A Cheung Chau resident has been barred from applying for legal aid over the next three years, after the authorities considered his conduct amounted to an abuse of the legal aid system.
Kwok Cheuk-kin, 78, received a letter from the Legal Aid Department (LAD) on Tuesday informing him of the decision. Kwok earned the nickname of “king of judicial review” for his judicial activism, having filed at least 20 judicial review challenges against the government in the past decade.
The LAD said Kwok had made 21 legal aid applications over the last three years, 11 of which were rejected. Of the 11 rejected cases, six were again rejected or withdrawn upon appeal.
Under Regulation 11 of the Legal Aid Regulations, the director of legal aid may put a blanket ban – for a maximum of three years – on anyone who has been rejected on four or more occasions and regarded as abusing the legal aid system.
But Kwok said the ban infringed upon his constitutional rights. Article 35 of the Basic law entitles Hong Kong residents to bring legal proceedings against the acts of the government and its personnel.
“The government uses the law to monitor people. The constitution allows people to monitor the government,” Kwok told HKFP. “This is my right.”
Calling the LAD’s decision “ridiculous,” Kwok said: “How can they say I filed too many judicial reviews? The need for judicial review arises when the government breaches the constitution. How can there be a quota for this?”
Though some of Kwok’s judicial review and legal aid applications have been rejected in the past, some other cases have made it to an actual hearing. The Court of Final Appeal will be hearing his case this month over the constitutional right to stand in by-elections.

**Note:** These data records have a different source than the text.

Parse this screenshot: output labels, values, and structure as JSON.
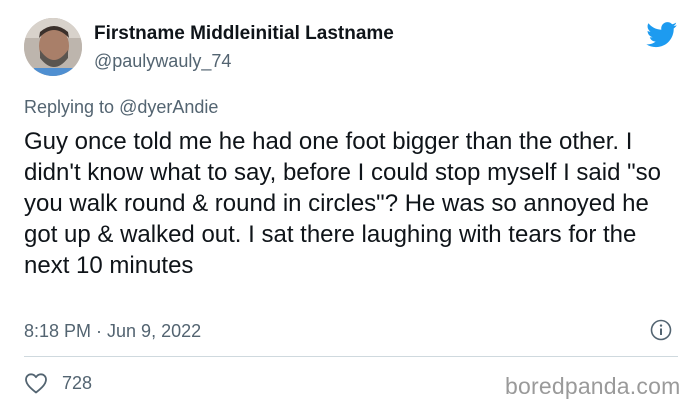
{
  "tweet": {
    "author_name": "Firstname Middleinitial Lastname",
    "author_handle": "@paulywauly_74",
    "replying_prefix": "Replying to ",
    "replying_to": "@dyerAndie",
    "text": "Guy once told me he had one foot bigger than the other. I didn't know what to say, before I could stop myself I said \"so you walk round & round in circles\"? He was so annoyed he got up & walked out. I sat there laughing with tears for the next 10 minutes",
    "timestamp": "8:18 PM · Jun 9, 2022",
    "likes": "728"
  },
  "icons": {
    "brand": "twitter-bird-icon",
    "info": "info-icon",
    "like": "heart-icon",
    "accent_color": "#1d9bf0"
  },
  "watermark": "boredpanda.com"
}
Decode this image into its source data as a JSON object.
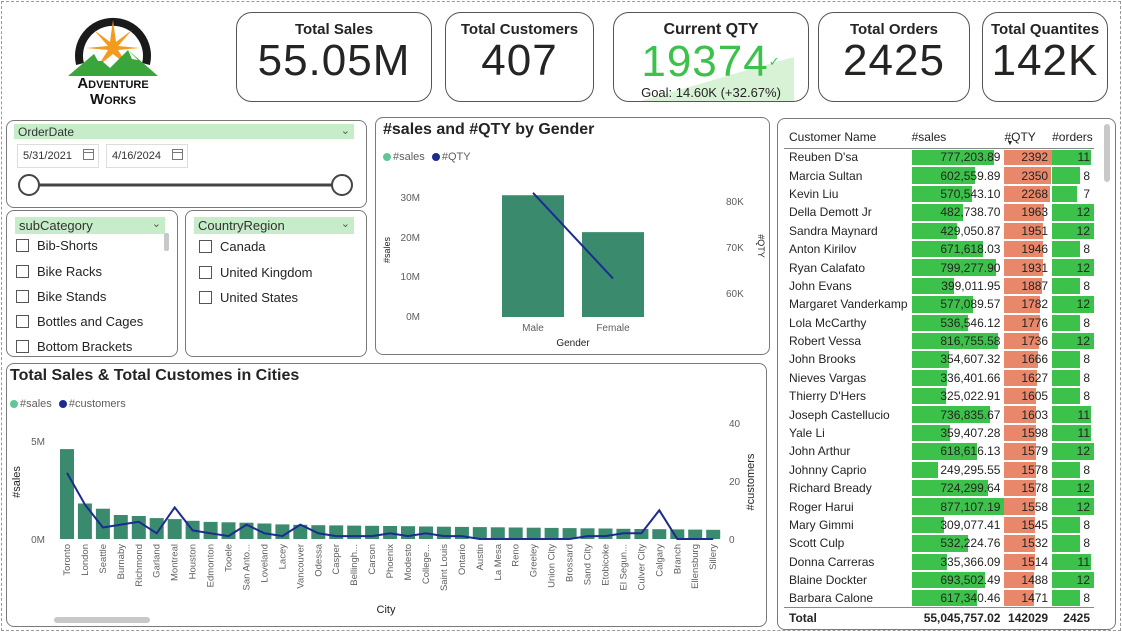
{
  "logo": {
    "line1": "Adventure",
    "line2": "Works"
  },
  "kpis": [
    {
      "title": "Total Sales",
      "value": "55.05M"
    },
    {
      "title": "Total Customers",
      "value": "407"
    },
    {
      "title": "Current QTY",
      "value": "19374",
      "check": "✓",
      "goal": "Goal: 14.60K (+32.67%)"
    },
    {
      "title": "Total Orders",
      "value": "2425"
    },
    {
      "title": "Total Quantites",
      "value": "142K"
    }
  ],
  "date_slicer": {
    "title": "OrderDate",
    "start": "5/31/2021",
    "end": "4/16/2024"
  },
  "subcategory_slicer": {
    "title": "subCategory",
    "items": [
      "Bib-Shorts",
      "Bike Racks",
      "Bike Stands",
      "Bottles and Cages",
      "Bottom Brackets"
    ]
  },
  "country_slicer": {
    "title": "CountryRegion",
    "items": [
      "Canada",
      "United Kingdom",
      "United States"
    ]
  },
  "colors": {
    "accent_green": "#3cc14b",
    "bar_teal": "#3a8a6e",
    "line_navy": "#1c2b8f",
    "qty_orange": "#e8876a",
    "legend_sales": "#5fc797",
    "slicer_header": "#c6ecc9"
  },
  "gender_chart": {
    "title": "#sales and #QTY by Gender",
    "legend": [
      "#sales",
      "#QTY"
    ],
    "xlabel": "Gender",
    "ylabel_left": "#sales",
    "ylabel_right": "#QTY",
    "left_ticks": [
      "30M",
      "20M",
      "10M",
      "0M"
    ],
    "right_ticks": [
      "80K",
      "70K",
      "60K"
    ],
    "categories": [
      "Male",
      "Female"
    ]
  },
  "city_chart": {
    "title": "Total Sales & Total Customes in Cities",
    "legend": [
      "#sales",
      "#customers"
    ],
    "xlabel": "City",
    "ylabel_left": "#sales",
    "ylabel_right": "#customers",
    "left_ticks": [
      "5M",
      "0M"
    ],
    "right_ticks": [
      "40",
      "20",
      "0"
    ]
  },
  "chart_data": [
    {
      "type": "bar",
      "title": "#sales and #QTY by Gender",
      "xlabel": "Gender",
      "ylabel": "#sales",
      "y2label": "#QTY",
      "categories": [
        "Male",
        "Female"
      ],
      "series": [
        {
          "name": "#sales",
          "type": "bar",
          "axis": "left",
          "values": [
            32000000,
            22300000
          ]
        },
        {
          "name": "#QTY",
          "type": "line",
          "axis": "right",
          "values": [
            83000,
            63000
          ]
        }
      ],
      "ylim": [
        0,
        36000000
      ],
      "y2lim": [
        54000,
        86000
      ]
    },
    {
      "type": "bar",
      "title": "Total Sales & Total Customes in Cities",
      "xlabel": "City",
      "ylabel": "#sales",
      "y2label": "#customers",
      "categories": [
        "Toronto",
        "London",
        "Seattle",
        "Burnaby",
        "Richmond",
        "Garland",
        "Montreal",
        "Houston",
        "Edmonton",
        "Tooele",
        "San Anto...",
        "Loveland",
        "Lacey",
        "Vancouver",
        "Odessa",
        "Casper",
        "Bellingh...",
        "Carson",
        "Phoenix",
        "Modesto",
        "College...",
        "Saint Louis",
        "Ontario",
        "Austin",
        "La Mesa",
        "Reno",
        "Greeley",
        "Union City",
        "Brossard",
        "Sand City",
        "Etobicoke",
        "El Segun...",
        "Culver City",
        "Calgary",
        "Branch",
        "Ellensburg",
        "Sillery"
      ],
      "series": [
        {
          "name": "#sales",
          "type": "bar",
          "axis": "left",
          "values": [
            4300000,
            1700000,
            1450000,
            1150000,
            1100000,
            1000000,
            950000,
            870000,
            820000,
            800000,
            780000,
            740000,
            700000,
            680000,
            660000,
            650000,
            640000,
            630000,
            620000,
            610000,
            600000,
            590000,
            580000,
            570000,
            560000,
            550000,
            540000,
            530000,
            520000,
            510000,
            500000,
            490000,
            480000,
            470000,
            460000,
            450000,
            440000
          ]
        },
        {
          "name": "#customers",
          "type": "line",
          "axis": "right",
          "values": [
            23,
            12,
            4,
            5,
            6,
            2,
            11,
            3,
            2,
            1,
            5,
            2,
            1,
            5,
            2,
            1,
            1,
            1,
            2,
            1,
            2,
            1,
            1,
            0,
            0,
            0,
            0,
            0,
            0,
            1,
            1,
            2,
            2,
            10,
            0,
            0,
            0
          ]
        }
      ],
      "ylim": [
        0,
        5500000
      ],
      "y2lim": [
        0,
        40
      ]
    }
  ],
  "table": {
    "headers": [
      "Customer Name",
      "#sales",
      "#QTY",
      "#orders"
    ],
    "rows": [
      [
        "Reuben D'sa",
        "777,203.89",
        "2392",
        "11"
      ],
      [
        "Marcia Sultan",
        "602,559.89",
        "2350",
        "8"
      ],
      [
        "Kevin Liu",
        "570,543.10",
        "2268",
        "7"
      ],
      [
        "Della Demott Jr",
        "482,738.70",
        "1963",
        "12"
      ],
      [
        "Sandra Maynard",
        "429,050.87",
        "1951",
        "12"
      ],
      [
        "Anton Kirilov",
        "671,618.03",
        "1946",
        "8"
      ],
      [
        "Ryan Calafato",
        "799,277.90",
        "1931",
        "12"
      ],
      [
        "John Evans",
        "399,011.95",
        "1887",
        "8"
      ],
      [
        "Margaret Vanderkamp",
        "577,089.57",
        "1782",
        "12"
      ],
      [
        "Lola McCarthy",
        "536,546.12",
        "1776",
        "8"
      ],
      [
        "Robert Vessa",
        "816,755.58",
        "1736",
        "12"
      ],
      [
        "John Brooks",
        "354,607.32",
        "1666",
        "8"
      ],
      [
        "Nieves Vargas",
        "336,401.66",
        "1627",
        "8"
      ],
      [
        "Thierry D'Hers",
        "325,022.91",
        "1605",
        "8"
      ],
      [
        "Joseph Castellucio",
        "736,835.67",
        "1603",
        "11"
      ],
      [
        "Yale Li",
        "359,407.28",
        "1598",
        "11"
      ],
      [
        "John Arthur",
        "618,616.13",
        "1579",
        "12"
      ],
      [
        "Johnny Caprio",
        "249,295.55",
        "1578",
        "8"
      ],
      [
        "Richard Bready",
        "724,299.64",
        "1578",
        "12"
      ],
      [
        "Roger Harui",
        "877,107.19",
        "1558",
        "12"
      ],
      [
        "Mary Gimmi",
        "309,077.41",
        "1545",
        "8"
      ],
      [
        "Scott Culp",
        "532,224.76",
        "1532",
        "8"
      ],
      [
        "Donna Carreras",
        "335,366.09",
        "1514",
        "11"
      ],
      [
        "Blaine Dockter",
        "693,502.49",
        "1488",
        "12"
      ],
      [
        "Barbara Calone",
        "617,340.46",
        "1471",
        "8"
      ]
    ],
    "total": [
      "Total",
      "55,045,757.02",
      "142029",
      "2425"
    ]
  }
}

The elderly man said the decision was politically motivated to stop him suing the government. Last month, he lost a judicial review challenge over the validity of an oath taken by Chief Executive Leung Chun-ying. He expects to be asked for around HK$3 million in legal costs, a sum he cannot afford.
“The government hires the best and most expensive barristers in my cases. Of course I will lose and they make me pay a lot of money. They think I will be afraid, but I am not. So now they resort to this tactic,” Kwok said.
He added that he paid the filing fee of every judicial review application – totalling HK$1,045 – out of his own pocket. He saved money by scavenging for food. He said his winter clothes were donations from university students who interviewed him in the past.
“I don’t mind. I do what I think is right. Even if the government succeeds in silencing me, there will be another Kwok Cheuk-kin,” the 78-year-old said.
For now, Kwok plans to continue with his judicial activism despite the ban. “I will keep seeking justice for others. I will follow the rules,” he said.
Lawyer Michael Vidler told HKFP that the “draconian provision” the LAD relies on should be balanced against Kwok’s constitutional right of access to the courts, given that he is a man without means.
“It should also be noted that over the last three years he has won at least one judicial review, been granted leave by the court in two others and has a pending appeal before the Court of Final Appeal where leave has been granted,” Vidler said.
“It could therefore possibly be argued that the imposition of a ban, especially a ban for the maximum period permitted by statute, is unreasonable and challengeable.”
Barrister Chris Ng of the Progressive Lawyers Group told HKFP that the power to impose a blanket ban is discretionary and “the key question is whether the person’s conduct has amounted to an abuse of the facilities provided by the [Legal Aid] Ordinance.”
He said it is debatable whether Kwok had abused the legal aid system. “The Director’s order is amenable to judicial review so Kwok may elect to challenge it,” he said.
Critics have argued that Kwok abused the judicial review system and wasted public money.